Net::Pcap is brilliant. As someone who regularly uses wireshark and other tools to inspect and debug networking problems, it's joyous to write something in Perl to do this for me automatically. I regularly use Net::Pcap to watch traffic flows on my machines and monitor them for interesting conditions and data.
One of the signs of a great module is that I don't have to even read the documentation to have it do what I want. That's exactly the case with Alien::wxWidgets. I unpacked it, built it, used the defaults, and now I have wxWidgets installed on ActiveState Perl 5.10 on Windows. Perfect!
I love Module::Install. I can develop code with a sensible build system that gets packaged up right alongside my module. I don't need to worry about what happens if the end-user has an old version of the build system, since I can control exactly which one gets used.
If I find bugs in Module::Install that cause my killer robots to unpack correctly and think they're chickens, then I can create bugfixes and ship them with my modules immediately. There's no awkward waiting for those bugfixes to be integrated into the upstream Module::Install releases (although they get integrated pretty quickly).
The end result is both myself and my users can spend less time with build tool headaches and malfunctioning minions, and more time building an army of killer robots to take over the world. Thanks Module::Install!
Works out of the box, minimal dependencies, beautifully documented, with an easy to use API. I went from nothing to having fully working reCAPTCHA support on my site in less than 30 minutes, which included registering on the reCAPTCHA site and using dh-make-perl to build the module into a .deb fiile.
PAR::Packer, and 'pp' in particular, are nothing short of brilliance. In the course of a lunch-break, I was able to go from having a tangle of code that relied upon so many exotic dependencies that it was impossible to install on another machine, to having a beautiful, single .exe that could be dropped onto a bare Windows desktop and double-clicked.
If you've been suffering from dependency headaches when deploying your code, then 'pp' can provide swift and effective relief. It's better than chocolate.

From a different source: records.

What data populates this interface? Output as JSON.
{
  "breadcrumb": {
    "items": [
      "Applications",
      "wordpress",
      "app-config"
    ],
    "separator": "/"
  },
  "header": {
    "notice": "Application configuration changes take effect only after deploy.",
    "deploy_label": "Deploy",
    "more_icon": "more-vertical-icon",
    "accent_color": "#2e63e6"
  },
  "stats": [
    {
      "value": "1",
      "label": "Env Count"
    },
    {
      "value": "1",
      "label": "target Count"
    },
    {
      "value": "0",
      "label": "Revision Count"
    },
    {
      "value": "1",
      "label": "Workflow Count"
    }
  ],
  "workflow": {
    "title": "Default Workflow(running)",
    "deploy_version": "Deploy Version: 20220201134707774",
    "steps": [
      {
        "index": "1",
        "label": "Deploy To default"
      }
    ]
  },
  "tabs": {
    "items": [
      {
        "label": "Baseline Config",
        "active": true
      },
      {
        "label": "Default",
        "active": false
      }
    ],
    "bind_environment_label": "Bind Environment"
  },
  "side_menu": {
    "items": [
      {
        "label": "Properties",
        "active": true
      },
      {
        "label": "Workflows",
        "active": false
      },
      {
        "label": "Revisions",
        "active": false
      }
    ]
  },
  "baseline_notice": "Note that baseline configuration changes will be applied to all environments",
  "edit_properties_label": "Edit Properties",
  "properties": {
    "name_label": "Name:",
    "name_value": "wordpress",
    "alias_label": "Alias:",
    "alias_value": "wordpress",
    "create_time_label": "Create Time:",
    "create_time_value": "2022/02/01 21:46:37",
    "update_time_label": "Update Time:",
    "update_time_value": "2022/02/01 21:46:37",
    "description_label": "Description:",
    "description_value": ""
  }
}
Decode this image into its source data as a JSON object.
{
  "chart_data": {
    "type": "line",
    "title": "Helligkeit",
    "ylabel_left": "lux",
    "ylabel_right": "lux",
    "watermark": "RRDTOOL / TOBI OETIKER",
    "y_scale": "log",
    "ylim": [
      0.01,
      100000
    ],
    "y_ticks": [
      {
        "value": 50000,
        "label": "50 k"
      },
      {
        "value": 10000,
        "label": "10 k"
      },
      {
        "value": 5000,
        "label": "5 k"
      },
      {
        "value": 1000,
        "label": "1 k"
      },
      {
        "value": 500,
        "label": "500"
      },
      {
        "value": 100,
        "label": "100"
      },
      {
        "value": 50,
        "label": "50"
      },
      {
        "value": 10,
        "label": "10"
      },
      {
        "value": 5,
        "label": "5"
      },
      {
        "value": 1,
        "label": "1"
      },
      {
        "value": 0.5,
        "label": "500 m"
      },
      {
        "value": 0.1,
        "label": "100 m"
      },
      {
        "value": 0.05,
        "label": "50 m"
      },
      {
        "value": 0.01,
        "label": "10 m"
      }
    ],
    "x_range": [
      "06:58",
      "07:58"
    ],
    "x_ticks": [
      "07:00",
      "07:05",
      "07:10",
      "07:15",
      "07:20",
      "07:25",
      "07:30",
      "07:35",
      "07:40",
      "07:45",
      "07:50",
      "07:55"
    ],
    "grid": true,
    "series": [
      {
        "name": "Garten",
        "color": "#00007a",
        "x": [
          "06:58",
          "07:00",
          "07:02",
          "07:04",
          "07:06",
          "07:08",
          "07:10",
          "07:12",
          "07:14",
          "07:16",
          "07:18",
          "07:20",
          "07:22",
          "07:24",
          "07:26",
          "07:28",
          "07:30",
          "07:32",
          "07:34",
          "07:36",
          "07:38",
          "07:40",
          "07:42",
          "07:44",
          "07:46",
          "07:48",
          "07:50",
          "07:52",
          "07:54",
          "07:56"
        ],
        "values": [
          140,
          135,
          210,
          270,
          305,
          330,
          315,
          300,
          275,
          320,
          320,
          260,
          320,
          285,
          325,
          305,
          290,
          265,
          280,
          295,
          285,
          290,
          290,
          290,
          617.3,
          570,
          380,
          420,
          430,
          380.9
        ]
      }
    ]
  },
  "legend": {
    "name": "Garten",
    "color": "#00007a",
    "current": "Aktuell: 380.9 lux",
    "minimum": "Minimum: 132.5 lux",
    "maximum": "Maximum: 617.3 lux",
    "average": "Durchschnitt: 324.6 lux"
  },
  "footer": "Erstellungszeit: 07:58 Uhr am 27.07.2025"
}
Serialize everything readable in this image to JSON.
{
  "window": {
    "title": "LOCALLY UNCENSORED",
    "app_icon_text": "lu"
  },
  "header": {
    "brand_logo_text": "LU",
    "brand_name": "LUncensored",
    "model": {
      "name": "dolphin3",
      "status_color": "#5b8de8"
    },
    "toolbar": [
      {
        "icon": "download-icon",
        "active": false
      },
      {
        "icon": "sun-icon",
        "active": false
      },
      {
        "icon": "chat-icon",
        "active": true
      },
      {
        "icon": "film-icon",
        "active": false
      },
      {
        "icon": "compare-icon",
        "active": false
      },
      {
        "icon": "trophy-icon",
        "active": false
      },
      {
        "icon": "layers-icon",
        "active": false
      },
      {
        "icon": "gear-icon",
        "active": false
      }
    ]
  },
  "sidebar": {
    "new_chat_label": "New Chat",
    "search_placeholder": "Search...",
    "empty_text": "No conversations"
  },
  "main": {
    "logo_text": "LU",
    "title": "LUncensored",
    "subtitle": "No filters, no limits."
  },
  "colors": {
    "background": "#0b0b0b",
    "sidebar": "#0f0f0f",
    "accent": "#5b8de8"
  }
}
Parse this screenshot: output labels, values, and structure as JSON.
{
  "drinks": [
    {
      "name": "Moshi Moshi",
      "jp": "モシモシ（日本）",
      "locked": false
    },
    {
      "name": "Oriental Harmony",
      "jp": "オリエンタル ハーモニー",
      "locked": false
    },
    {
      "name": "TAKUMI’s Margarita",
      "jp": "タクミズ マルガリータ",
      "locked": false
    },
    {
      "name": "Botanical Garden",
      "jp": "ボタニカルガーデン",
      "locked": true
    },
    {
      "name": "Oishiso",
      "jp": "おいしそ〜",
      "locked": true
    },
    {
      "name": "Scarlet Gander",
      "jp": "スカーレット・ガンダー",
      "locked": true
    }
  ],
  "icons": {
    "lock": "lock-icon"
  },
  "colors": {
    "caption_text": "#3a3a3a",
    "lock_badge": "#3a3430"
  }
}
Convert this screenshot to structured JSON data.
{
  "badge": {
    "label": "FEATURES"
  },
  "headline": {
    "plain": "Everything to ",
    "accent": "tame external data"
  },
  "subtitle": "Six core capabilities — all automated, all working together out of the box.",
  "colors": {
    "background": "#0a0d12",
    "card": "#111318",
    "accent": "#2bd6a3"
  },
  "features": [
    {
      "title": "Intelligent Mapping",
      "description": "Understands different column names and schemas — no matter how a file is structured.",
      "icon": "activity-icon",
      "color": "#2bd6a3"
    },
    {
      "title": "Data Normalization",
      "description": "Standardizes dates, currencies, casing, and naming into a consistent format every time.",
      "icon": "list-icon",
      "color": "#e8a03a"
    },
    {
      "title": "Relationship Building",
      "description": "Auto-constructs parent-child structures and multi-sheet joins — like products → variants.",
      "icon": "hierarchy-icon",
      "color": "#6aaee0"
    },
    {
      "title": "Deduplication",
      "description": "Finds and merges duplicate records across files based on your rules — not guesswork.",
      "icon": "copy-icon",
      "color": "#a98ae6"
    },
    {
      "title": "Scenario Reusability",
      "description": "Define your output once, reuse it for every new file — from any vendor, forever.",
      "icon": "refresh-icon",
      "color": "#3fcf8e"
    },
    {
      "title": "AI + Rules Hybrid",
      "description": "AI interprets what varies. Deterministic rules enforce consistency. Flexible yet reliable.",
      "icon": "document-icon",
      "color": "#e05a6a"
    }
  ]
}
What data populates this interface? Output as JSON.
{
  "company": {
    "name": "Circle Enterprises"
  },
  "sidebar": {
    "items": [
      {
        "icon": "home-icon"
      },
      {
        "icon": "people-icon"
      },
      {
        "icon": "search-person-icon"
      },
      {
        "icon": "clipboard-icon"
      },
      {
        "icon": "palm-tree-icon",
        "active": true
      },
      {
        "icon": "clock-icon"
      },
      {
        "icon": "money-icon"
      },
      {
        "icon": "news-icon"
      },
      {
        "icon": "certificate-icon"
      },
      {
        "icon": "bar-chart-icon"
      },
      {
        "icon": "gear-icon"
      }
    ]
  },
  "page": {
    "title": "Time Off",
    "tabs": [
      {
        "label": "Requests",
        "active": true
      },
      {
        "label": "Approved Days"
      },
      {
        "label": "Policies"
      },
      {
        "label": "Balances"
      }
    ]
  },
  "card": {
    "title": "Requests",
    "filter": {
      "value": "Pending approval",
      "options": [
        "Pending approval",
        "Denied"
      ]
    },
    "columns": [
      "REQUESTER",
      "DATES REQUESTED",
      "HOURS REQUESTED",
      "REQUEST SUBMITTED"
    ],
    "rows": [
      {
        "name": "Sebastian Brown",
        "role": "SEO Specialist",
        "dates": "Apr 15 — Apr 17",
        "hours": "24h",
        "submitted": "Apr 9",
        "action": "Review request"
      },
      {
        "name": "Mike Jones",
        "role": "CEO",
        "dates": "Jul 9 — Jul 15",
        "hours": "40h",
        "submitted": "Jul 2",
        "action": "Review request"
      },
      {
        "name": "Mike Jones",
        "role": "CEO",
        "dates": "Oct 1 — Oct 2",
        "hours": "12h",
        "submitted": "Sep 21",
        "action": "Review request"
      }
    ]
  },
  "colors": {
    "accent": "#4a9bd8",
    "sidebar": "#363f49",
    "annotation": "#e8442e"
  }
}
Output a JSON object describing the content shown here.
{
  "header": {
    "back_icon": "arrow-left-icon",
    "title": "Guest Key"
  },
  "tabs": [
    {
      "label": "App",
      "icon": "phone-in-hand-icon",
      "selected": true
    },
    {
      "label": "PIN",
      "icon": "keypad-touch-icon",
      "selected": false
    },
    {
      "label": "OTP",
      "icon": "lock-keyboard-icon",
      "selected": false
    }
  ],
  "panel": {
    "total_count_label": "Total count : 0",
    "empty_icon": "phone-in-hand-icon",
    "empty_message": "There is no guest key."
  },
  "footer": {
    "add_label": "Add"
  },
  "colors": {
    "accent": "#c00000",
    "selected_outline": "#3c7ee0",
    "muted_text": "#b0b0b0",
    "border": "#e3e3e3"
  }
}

BSD::Resource allowed me to go from nothing to being able to trap core dumps in a matter of a few minutes. With no external dependencies, installing BSD::Resource is a breeze, and only a quick skim of the documentation was needed to determine how to increase the resource limits I was after.
While the documentation is a little brief, and the Create() call not returning the process object has thrown me a few times, Win32::Process provides a simple and straightforward way of starting a process under Windows.
Given that it comes bundled with the widely distributed ActiveState Perl, this makes Win32::Process an excellent choice for process manipulation which I regularly use in my own work.